Conversion of Linkages in Covalent Organic Frameworks
Chapter 1: Linking small organic molecules into an extended solid typically generates amorphous, disordered polymer. The introduction of order into such a material is of interest because it allows for fine control of the overall structure. Covalent Organic Frameworks (COFs) represent a solution to this problem. They are a new class of porous highly crystalline solids formed by combining organic precursors into an extended structure. Notably, the judicious choice of linkers can give rise to highly regular and predictable materials. Much research is directed toward the development of new methods of linking building blocks together to generate crystalline COFs. These efforts promise not only new materials, but also the chance to extend the principles of molecular covalent chemistry to the formation of organic crystals.
Chapter 2: The formation of a COF linked through carbon-carbon bonds is targeted via the Diels-Alder reaction between furan and maleimide. This reaction was chosen since it is thermally reversible, allowing for error correction and therefore, the synthesis of crystalline material. This material would constitute the first example of a COF linked by carbon-carbon bonds. However, these efforts were not rewarded with success; no crystalline material was obtained. This is likely due to the large number of diastereomers that could result from the combination of any given pair of furan- and maleimide-functionalized linkers.
Chapter 3: The imine linkages of TPB-TP-COF, formed from the union of 1,3,5-tris(4-aminophenyl)benzene and terephthalaldehyde, were oxidized to amide linkages. The completeness of this reaction was verified by both infrared and solid-state NMR spectroscopy. This reaction can be performed under mild conditions, allowing for the retention of crystallinity and permanent porosity. The resulting amide-linked COF shows greater stability under both aqueous acid and base than the imine-functionalized one. In a greater sense, this report serves as a proof of concept for the discovery of new COF linkages via postsynthetic conversion. This means that frameworks with less reversible linkages can be obtained from easily synthesized COFs with highly reversible ones. This is a new approach to the synthesis of COFs, and has been fruitfully used in the formation of a variety of new linkages.

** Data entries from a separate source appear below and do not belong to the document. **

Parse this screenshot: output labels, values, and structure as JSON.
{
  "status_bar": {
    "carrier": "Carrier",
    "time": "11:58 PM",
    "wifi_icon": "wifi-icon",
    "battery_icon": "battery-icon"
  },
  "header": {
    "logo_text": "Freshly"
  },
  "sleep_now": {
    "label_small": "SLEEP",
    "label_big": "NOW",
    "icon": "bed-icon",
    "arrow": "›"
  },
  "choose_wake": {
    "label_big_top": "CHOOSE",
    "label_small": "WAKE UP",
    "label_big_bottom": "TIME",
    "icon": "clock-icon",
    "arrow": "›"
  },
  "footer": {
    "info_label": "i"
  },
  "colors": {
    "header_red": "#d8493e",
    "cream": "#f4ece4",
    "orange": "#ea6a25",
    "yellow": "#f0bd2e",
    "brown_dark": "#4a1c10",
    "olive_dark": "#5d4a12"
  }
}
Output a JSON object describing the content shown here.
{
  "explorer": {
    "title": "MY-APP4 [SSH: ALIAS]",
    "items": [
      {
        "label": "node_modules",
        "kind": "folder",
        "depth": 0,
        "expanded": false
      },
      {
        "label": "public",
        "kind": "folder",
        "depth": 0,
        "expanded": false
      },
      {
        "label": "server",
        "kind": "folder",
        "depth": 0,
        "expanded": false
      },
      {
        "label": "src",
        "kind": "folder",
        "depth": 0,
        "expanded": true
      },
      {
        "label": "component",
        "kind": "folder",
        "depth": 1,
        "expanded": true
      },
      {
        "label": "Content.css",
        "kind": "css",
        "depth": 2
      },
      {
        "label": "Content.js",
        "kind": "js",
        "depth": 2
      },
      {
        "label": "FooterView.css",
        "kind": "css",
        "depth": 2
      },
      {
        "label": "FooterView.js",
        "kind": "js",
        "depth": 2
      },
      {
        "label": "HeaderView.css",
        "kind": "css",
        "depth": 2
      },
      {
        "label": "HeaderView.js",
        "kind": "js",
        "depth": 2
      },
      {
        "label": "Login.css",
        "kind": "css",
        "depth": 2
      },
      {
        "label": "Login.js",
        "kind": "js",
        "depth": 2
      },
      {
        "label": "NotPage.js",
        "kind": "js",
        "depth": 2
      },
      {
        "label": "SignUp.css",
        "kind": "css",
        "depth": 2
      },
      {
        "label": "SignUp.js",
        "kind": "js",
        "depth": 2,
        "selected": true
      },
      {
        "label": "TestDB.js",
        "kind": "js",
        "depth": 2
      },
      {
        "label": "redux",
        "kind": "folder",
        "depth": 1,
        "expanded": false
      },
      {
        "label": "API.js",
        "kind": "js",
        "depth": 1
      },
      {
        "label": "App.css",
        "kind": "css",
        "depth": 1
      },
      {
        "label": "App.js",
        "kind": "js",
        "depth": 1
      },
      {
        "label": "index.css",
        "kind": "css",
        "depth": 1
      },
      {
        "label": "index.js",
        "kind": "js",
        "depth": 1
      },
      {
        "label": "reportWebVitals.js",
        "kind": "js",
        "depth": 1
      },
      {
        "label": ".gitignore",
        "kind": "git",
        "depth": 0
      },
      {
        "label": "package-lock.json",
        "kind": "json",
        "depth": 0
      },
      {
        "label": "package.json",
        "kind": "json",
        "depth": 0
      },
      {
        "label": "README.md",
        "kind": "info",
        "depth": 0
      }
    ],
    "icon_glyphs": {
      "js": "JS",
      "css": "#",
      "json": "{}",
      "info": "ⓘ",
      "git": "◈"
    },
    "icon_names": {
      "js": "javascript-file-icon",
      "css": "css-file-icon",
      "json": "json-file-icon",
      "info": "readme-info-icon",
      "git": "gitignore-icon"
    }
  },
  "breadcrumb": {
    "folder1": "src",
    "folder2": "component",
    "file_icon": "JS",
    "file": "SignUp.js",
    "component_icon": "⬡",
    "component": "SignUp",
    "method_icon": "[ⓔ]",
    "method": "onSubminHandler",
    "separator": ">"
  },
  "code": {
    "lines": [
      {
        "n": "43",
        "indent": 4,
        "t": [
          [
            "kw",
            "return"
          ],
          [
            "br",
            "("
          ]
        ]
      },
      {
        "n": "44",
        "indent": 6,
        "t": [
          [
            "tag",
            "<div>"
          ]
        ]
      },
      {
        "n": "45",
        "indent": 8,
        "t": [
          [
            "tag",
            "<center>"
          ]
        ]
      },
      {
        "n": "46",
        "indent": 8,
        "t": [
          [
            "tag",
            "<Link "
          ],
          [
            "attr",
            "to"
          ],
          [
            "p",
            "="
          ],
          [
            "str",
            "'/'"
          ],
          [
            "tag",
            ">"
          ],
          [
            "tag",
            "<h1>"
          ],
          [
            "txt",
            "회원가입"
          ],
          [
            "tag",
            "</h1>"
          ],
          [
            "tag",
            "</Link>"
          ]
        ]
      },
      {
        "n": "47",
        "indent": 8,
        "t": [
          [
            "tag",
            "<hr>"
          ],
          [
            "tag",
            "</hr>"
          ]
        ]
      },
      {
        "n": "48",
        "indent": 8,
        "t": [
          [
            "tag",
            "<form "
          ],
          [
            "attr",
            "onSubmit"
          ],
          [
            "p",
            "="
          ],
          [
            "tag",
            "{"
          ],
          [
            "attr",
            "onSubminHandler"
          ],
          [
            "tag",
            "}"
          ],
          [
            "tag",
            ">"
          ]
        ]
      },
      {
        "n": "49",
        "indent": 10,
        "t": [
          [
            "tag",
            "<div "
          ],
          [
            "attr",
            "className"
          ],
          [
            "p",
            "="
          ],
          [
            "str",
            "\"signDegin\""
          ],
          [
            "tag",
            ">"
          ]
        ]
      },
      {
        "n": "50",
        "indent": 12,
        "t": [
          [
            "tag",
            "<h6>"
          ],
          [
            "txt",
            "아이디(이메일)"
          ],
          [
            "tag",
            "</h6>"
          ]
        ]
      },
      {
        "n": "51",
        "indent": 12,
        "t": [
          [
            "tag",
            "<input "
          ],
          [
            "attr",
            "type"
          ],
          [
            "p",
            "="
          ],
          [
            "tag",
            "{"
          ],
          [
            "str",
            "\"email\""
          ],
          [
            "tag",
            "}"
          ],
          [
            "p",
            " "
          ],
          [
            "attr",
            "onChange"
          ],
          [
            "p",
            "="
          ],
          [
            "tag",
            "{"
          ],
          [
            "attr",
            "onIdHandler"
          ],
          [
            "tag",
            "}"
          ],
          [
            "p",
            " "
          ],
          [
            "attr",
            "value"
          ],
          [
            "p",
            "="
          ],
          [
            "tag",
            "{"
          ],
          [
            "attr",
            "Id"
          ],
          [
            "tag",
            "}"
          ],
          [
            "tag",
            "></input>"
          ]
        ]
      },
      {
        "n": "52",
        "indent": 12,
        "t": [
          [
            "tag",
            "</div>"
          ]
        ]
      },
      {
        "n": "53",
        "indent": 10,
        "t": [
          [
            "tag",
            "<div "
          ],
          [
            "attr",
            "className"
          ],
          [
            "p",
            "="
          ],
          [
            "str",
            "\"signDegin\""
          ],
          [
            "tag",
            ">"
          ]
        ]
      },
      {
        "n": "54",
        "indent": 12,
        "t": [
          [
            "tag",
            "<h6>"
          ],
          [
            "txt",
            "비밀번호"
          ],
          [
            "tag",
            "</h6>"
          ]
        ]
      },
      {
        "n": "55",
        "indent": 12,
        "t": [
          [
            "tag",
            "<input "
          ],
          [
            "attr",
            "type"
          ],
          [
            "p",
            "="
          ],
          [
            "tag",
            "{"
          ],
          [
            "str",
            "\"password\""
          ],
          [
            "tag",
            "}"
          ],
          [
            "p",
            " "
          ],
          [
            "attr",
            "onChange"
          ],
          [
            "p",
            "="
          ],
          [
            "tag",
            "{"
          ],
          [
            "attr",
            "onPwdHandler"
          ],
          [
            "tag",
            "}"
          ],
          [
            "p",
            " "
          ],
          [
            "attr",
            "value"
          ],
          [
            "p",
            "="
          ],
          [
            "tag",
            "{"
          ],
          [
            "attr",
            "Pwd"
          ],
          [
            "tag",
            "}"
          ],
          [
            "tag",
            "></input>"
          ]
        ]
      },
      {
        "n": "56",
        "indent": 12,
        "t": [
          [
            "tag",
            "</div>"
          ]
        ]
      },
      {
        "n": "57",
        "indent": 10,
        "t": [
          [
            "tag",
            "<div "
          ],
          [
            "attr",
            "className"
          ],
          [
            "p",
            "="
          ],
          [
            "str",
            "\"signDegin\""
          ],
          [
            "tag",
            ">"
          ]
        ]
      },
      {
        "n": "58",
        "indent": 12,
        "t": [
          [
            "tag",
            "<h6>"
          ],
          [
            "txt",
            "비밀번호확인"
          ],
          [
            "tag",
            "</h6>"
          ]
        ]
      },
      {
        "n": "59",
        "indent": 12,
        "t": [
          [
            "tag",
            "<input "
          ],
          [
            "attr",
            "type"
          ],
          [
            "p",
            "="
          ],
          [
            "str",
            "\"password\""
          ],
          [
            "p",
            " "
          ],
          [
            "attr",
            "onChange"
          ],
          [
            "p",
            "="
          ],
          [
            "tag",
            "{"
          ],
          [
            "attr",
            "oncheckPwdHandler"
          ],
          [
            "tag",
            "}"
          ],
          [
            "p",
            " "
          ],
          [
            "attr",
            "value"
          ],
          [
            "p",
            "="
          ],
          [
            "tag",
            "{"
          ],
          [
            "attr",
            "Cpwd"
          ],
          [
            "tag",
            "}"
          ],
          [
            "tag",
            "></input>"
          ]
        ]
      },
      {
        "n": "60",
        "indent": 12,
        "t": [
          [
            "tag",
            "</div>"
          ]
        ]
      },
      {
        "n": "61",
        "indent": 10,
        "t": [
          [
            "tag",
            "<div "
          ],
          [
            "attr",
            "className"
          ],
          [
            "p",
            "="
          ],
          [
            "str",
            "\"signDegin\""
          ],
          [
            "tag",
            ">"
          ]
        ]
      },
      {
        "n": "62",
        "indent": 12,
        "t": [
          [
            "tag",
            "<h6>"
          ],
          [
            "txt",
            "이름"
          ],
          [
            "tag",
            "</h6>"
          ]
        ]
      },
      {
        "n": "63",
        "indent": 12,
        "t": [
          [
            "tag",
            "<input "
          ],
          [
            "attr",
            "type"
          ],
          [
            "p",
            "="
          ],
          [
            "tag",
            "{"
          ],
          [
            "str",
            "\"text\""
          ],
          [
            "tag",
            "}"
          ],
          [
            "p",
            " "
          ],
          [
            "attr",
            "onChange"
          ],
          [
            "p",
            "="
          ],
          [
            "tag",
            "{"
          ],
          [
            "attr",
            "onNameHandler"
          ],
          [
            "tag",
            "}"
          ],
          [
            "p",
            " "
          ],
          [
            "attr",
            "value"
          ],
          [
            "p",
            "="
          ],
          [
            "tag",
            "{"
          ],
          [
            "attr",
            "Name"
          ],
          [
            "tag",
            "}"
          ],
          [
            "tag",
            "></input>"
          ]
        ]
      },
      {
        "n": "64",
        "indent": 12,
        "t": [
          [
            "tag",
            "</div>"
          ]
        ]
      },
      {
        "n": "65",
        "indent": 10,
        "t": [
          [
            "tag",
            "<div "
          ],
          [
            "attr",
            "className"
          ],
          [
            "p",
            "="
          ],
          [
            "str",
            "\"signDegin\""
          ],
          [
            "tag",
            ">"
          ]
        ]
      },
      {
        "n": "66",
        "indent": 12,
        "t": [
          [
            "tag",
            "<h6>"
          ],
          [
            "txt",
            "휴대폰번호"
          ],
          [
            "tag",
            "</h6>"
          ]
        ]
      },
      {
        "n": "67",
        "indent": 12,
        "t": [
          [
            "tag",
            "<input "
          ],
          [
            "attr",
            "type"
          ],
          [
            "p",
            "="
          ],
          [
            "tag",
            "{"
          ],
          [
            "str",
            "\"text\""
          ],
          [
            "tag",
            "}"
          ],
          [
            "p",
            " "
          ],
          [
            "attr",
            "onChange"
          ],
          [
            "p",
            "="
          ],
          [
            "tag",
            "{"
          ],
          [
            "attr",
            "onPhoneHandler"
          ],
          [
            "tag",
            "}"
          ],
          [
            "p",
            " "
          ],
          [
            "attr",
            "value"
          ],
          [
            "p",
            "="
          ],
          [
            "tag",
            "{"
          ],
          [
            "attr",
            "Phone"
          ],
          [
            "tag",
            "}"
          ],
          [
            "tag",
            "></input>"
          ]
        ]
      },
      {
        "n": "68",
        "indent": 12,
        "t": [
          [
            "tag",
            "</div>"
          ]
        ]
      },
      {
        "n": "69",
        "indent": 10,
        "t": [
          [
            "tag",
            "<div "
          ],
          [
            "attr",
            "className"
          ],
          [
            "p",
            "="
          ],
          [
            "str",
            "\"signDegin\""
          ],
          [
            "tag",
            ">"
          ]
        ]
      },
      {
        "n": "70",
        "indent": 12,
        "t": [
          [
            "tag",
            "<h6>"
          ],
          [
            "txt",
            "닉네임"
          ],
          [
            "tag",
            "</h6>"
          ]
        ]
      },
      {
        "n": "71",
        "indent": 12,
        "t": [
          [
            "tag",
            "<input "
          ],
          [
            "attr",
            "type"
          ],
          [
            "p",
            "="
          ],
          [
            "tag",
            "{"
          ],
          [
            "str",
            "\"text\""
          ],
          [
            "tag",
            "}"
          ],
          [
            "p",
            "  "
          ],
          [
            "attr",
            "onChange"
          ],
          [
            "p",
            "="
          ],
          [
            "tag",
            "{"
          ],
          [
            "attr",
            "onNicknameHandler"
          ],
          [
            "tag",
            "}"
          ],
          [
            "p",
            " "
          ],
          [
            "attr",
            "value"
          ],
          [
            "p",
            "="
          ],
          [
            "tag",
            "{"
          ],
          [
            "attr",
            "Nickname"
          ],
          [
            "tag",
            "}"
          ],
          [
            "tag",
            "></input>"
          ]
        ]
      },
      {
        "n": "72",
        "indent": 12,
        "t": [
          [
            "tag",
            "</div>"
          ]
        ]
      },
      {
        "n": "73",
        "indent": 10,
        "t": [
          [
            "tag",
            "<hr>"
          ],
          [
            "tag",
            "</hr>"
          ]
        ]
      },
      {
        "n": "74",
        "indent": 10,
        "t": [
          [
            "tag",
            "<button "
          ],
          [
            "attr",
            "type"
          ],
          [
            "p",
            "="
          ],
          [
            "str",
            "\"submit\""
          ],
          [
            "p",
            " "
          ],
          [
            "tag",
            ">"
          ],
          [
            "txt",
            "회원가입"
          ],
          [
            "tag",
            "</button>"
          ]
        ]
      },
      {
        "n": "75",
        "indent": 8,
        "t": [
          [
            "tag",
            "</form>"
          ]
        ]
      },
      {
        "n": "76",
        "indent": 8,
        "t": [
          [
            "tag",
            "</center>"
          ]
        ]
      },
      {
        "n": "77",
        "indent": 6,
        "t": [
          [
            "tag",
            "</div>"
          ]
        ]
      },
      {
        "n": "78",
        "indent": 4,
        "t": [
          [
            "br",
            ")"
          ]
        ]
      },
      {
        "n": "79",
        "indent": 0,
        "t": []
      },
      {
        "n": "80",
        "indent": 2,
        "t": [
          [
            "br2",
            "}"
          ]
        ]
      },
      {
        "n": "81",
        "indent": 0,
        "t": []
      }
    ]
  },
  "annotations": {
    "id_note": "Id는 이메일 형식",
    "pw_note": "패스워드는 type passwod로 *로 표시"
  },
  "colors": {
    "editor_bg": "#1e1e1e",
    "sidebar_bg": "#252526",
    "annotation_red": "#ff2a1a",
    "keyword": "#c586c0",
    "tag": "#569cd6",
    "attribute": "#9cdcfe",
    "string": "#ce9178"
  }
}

Chapter 4: Imine-linked ILCOF-1 based on 1,4-phenylenediamine and 1,3,6,8-tetrakis(4-formylphenyl)pyrene was converted through consecutive linker substitution and oxidative cyclization to two isostructural COFs, having thiazole and oxazole linkages. The completeness of the conversion was assessed by infrared and solid-state NMR spectroscopy, and the crystallinity of the COFs was confirmed by powder X-ray diffraction. The materials derived in this way demonstrate increased chemical stability, relative to the imine-linked starting material. This represents the introduction of additional control to our previous approach since new functional groups can be installed after COF synthesis, allowing for a broader array of postsynthetic reactions to be performed.
Chapter 5: This section provides an outlook on the state of COF postsynthetic linkage modification and summarizes the work performed in this area by other groups.